Another reason for the discrepancies between earlier presumptive fate maps is the use of different markers. Vital dyes (Pasteels, 1937 and Malan, 1953) fade away. Carbon marks (Spratt, 1952) are not reliable. In tritiated thymidine-labeled grafts (Rosenquist, 1966), only 50-70% of the graft nuclei were marked. Xenografting after Le Douarin (1973) is reliable cell per cell. Moreover, the grafts can be followed with time-lapse videography during their movements in the upper layer. Therefore, the movements need not be reconstructed afterwards, as they are observed.
The neural plate (Fig. 2A) does not extend caudally beyond a transverse line through Hensen’s node. At stage 6V, it is remarkably small and occupies only a segment of a disk. It is limited anteriorly by the inner arc of the proamnion. Its posterior border is a transverse line with the intraembryonic mesoblast. This is in contradiction with the fate maps by Rawles (1936), Rudnick (1944), Spratt (1952), Rosenquist (1966) and Vakaet (1984). All these maps show a prospective neural plate with caudally directed wing-like extensions.
As demonstrated with videography, these fields converge. This reduces the width of the neural plate (compare Fig. 2A and 2B). Concomitantly the fields elongate in an anterior and posterior direction from the time Hensen’s node starts to regress (convergence-extension as coined by Pasteels, 1937). In Fig. 2A, we have ascribed tentatively the same anteroposterior widths to the prosencephalon, mesencephalon, rhombencephalon and to the spinal cord. Moreover, we assumed in Fig. 2B that the elongation of these fields is similar up to stage 9V, the last presomitic stage. After stage 9V, the length over which grafts extend posteriorly is longer in the rhombencephalon and even more in the spinal cord.
In the region behind Hensen’s node, the mesoblast cells ingress through the regressing anterior half of the primitive streak (Fig. 2B). Some grafts partly ingress and partly stay in the upper layer as described with videography. This illustrates the advantage of making grafts with a diameter of about 200 pm. Due to their size, they usually mark more than one Anlage field (Fig. 3). This marking of at least two Anlage fields shows that some fields have a border in common. Small grafts that only mark one Anlage field do not show its topographical disposition.

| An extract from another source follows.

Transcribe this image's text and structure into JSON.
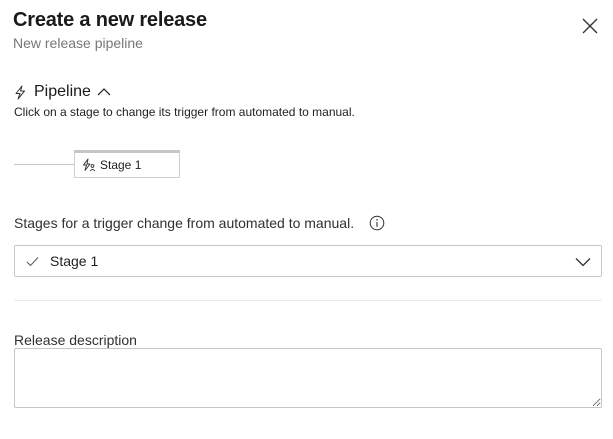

Our fate map complements the results of Couly and Le Douarin (1985, 1987, 1988) who studied with xenografts the neural plate and its periphery in presomitic and early somitic stages. At these stages the neural tube is already closing. Our xenografts were made in stage 5-6V blastoderms in which the topographical situation of the Anlage fields was not yet predictable. The resulting fate map shows the disposition of the Anlage fields prior to their final morphogenetic movements in the upper layer. The most extensive of these movements are: (1) the convergence-extension of the neural plate that is situated at stage 6V in a small segment of the area pellucida anterior to Hensen’s node, (2) the backward movement of the border between the neural plate and the intraembryonic mesoblast that corresponds to the regression of Hensen’s node and (3) the convergence-regression of the intraembryonic mesoblast fields and the shrinking of their surface by ingression of cells through the primitive streak.
This work was supported by a grant of the National Fund for Scientific Research (NFSR.) (3.9001.87), Brussels/Belgium. H. Bortier is a Senior Research Assistant of the NFSR., Brussels/Belgium. The authors thank G. Van Limbergen, P. Martens and R. Mortier for excellent technical assistance.